Repression runs rampant in A Dangerous Method, with sexual and romantic desires subsumed beneath societal and ethical constructs in a manner echoed by David Cronenberg's expertly composed direction. For his tale of the intellectual relationship—and, later, battle—between Carl Jung (Michael Fassbender) and his idol/mentor Sigmund Freud (Viggo Mortensen), Cronenberg employs a cool, refined period-décor formalism, his camera movements as deliberate as his characters' external appearances are polished and restrained, and yet his placement of figures within his frame—always slyly conveying their shifting dominator/subjugated dynamics—boast the same electric charge as his subjects' roiling thoughts and passions. Despite its turn-of-the-century setting and visual/tonal modesty, however, Cronenberg's focus remains, as always, on issues of mind/body invasion, corruption, and rebirth, which here revolves around Jung's increasingly knotty relationship with patient Sabina Spielrein (Keira Knightley), who, over the course of the next decade, eventually takes Jung into her bed before finding herself inadvertently in the middle of his war with Freud.
In his story's fixation on Jung's eventual embrace of a more carnally liberated view of psychotherapy, Cronenberg's latest plays not unlike a Merchant Ivory-ish version of Rabid, another film intimately concerned with abandoning conventional reason in favor of a new psychosexual paradigm. Constraining its characters aesthetically just as they constrain themselves cerebrally and erotically, A Dangerous Method (adapted from Christopher Hampton's 2002 play The Talking Cure, which was based on John Kerr's 1993 book A Most Dangerous Method) begins with Sabina's arrival in 1904 at Jung's Zurich clinic, screaming and flailing and jutting her jaw out with spittle-flying ferocity that borders on the cartoonish. Sabina's physical contortions are, as Jung discovers, the byproduct of abuse by her father that revolved around spanking (which excited her), thereby placing her neatly within the confines of Freud's everything-is-sexual-in-nature theories, but Knightley's facial spasms and bodily contortions don't quite sell this idea; the actress, while wholly committed, pushes too hard into mannered-gyration territory, thereby reducing Sabina to something of a caricatured freak show.
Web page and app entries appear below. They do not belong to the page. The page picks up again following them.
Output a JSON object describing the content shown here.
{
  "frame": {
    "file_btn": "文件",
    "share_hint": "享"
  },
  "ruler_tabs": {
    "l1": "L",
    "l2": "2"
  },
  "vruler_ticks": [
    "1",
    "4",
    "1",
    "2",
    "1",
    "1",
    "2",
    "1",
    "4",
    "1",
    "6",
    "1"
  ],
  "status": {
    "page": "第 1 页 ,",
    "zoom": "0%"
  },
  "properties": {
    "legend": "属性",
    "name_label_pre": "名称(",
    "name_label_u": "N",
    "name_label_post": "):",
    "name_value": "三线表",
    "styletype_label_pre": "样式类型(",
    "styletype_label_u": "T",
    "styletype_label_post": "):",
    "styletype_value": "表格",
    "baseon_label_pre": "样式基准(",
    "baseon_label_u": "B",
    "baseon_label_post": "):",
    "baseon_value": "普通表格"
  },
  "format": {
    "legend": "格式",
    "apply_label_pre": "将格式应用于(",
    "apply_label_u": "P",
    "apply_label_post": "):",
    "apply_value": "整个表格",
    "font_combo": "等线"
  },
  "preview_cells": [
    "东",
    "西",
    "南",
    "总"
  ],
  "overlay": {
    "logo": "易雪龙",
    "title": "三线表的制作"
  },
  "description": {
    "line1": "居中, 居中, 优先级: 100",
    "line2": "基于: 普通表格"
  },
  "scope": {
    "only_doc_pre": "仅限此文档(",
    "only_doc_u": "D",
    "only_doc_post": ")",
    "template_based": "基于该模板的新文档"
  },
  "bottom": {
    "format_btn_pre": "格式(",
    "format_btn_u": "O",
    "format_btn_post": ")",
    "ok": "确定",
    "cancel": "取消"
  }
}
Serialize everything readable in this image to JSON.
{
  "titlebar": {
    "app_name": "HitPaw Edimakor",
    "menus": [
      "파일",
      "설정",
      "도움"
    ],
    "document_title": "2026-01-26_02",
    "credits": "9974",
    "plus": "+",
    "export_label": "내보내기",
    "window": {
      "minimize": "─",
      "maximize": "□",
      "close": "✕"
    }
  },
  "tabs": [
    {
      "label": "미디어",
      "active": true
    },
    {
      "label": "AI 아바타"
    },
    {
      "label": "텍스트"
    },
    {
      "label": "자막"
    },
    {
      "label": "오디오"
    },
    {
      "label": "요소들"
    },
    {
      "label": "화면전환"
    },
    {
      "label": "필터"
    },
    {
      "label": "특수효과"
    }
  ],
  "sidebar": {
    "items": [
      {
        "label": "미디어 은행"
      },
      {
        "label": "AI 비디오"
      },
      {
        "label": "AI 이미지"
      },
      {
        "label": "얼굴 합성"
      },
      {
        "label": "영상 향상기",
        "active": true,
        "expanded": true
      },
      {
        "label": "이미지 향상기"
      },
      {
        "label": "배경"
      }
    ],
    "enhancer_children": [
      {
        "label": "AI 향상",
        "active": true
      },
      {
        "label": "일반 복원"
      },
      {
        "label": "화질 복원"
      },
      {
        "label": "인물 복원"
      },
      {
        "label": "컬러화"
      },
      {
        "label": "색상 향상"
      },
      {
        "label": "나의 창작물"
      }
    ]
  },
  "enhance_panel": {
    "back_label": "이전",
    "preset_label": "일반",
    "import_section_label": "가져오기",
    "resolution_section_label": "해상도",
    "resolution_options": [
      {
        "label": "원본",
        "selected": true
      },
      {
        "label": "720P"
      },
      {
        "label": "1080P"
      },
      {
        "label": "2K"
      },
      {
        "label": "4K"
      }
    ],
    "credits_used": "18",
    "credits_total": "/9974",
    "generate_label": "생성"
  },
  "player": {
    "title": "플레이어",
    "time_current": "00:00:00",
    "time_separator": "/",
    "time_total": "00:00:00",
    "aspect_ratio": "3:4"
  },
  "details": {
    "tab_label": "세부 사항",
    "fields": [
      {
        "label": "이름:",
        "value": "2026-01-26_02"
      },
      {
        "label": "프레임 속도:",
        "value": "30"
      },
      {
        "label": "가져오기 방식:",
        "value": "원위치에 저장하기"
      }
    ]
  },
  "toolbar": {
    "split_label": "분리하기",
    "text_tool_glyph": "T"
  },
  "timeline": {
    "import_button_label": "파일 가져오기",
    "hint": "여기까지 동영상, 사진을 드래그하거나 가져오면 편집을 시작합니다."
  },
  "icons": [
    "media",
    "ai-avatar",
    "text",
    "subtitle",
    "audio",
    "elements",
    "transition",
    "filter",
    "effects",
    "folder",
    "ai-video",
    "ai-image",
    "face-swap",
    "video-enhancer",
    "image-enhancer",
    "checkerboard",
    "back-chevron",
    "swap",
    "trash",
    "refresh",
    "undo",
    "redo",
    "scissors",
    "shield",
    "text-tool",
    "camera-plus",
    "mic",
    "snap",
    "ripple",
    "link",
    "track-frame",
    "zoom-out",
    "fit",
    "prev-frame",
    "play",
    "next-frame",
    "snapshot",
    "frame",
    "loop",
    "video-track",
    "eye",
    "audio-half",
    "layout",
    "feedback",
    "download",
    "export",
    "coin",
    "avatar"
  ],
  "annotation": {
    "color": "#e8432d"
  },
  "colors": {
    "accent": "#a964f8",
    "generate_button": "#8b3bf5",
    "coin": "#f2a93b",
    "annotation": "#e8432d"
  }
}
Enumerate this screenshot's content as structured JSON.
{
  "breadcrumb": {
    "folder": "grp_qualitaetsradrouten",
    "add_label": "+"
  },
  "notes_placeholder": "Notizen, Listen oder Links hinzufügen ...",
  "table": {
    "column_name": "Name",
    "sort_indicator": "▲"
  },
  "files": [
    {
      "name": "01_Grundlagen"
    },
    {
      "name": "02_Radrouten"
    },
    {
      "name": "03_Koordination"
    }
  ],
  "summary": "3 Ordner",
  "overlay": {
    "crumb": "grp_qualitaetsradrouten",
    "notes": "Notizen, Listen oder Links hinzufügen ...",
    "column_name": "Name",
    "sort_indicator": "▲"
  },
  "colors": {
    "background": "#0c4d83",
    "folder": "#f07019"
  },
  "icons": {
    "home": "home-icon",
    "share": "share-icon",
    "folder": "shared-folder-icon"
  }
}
Knightley's unconvincing early performance is all the more glaring given that Cronenberg's stewardship and Fassbender's performance are so patient and collected. Yet as Jung's efforts to cure Sabina through Freud's “talking cure” begin to pay dividends and her seizures subside, the film becomes more even-keeled, and able to concentrate less on show-offy histrionics than on Jung's transformation, which is initiated through his efforts to treat Dr. Otto Gross (Vincent Cassel), whose belief in polygamy as a vehicle for true “freedom” increasingly speaks to Jung's detachment from his loyal wife, Emma (Sarah Gadon), and his eagerness to lie with Sabina. As Jung falls headfirst into a relationship with Sabina, he also strikes up a personal relationship with Freud, here conceived of as a somewhat menacing father figure to Jung (his figurative son/apprentice), whom he scolds for wanting to push the nascent field of psychotherapy into more supernatural, mystical realms.
That dichotomy between pure science-versus-superstition is encapsulated by a dryly witty scene between the two men involving a wood bookshelf making a cracking noise, with Cronenberg exhibiting an understated drollness that helps lend levity to what is otherwise a rather static affair dramatized through calm conversations and written letters. In a certain vital sense, Jung, Freud, and Sabina's affairs revolve around notions of patriarchy and efforts to liberate one's self from it, be it Sabina from societal expectations (unlike housewife Emma, who's despondent at not giving Jung a baby boy, Sabina relishes having a daughter and, also, a psychotherapist career) or Jung from Freud's domineering shadow. Yet as rigorous and stimulating as its thematic inquiries are, A Dangerous Method ultimately rests as much on its performances, and in that regard, it succeeds far more than it fails, with Fassbender giving pensive, profound depth to the impressionable Jung's conflict with himself and Freud, and a prosthetic nose-adorned Mortensen exuding imperious intimidation as Freud. They capture their historic figures' relatable humanity and larger-than-life brilliance with subtlety and grace, and ultimately do much to offset Knightley's early wild-eyed, overbiting mannerisms.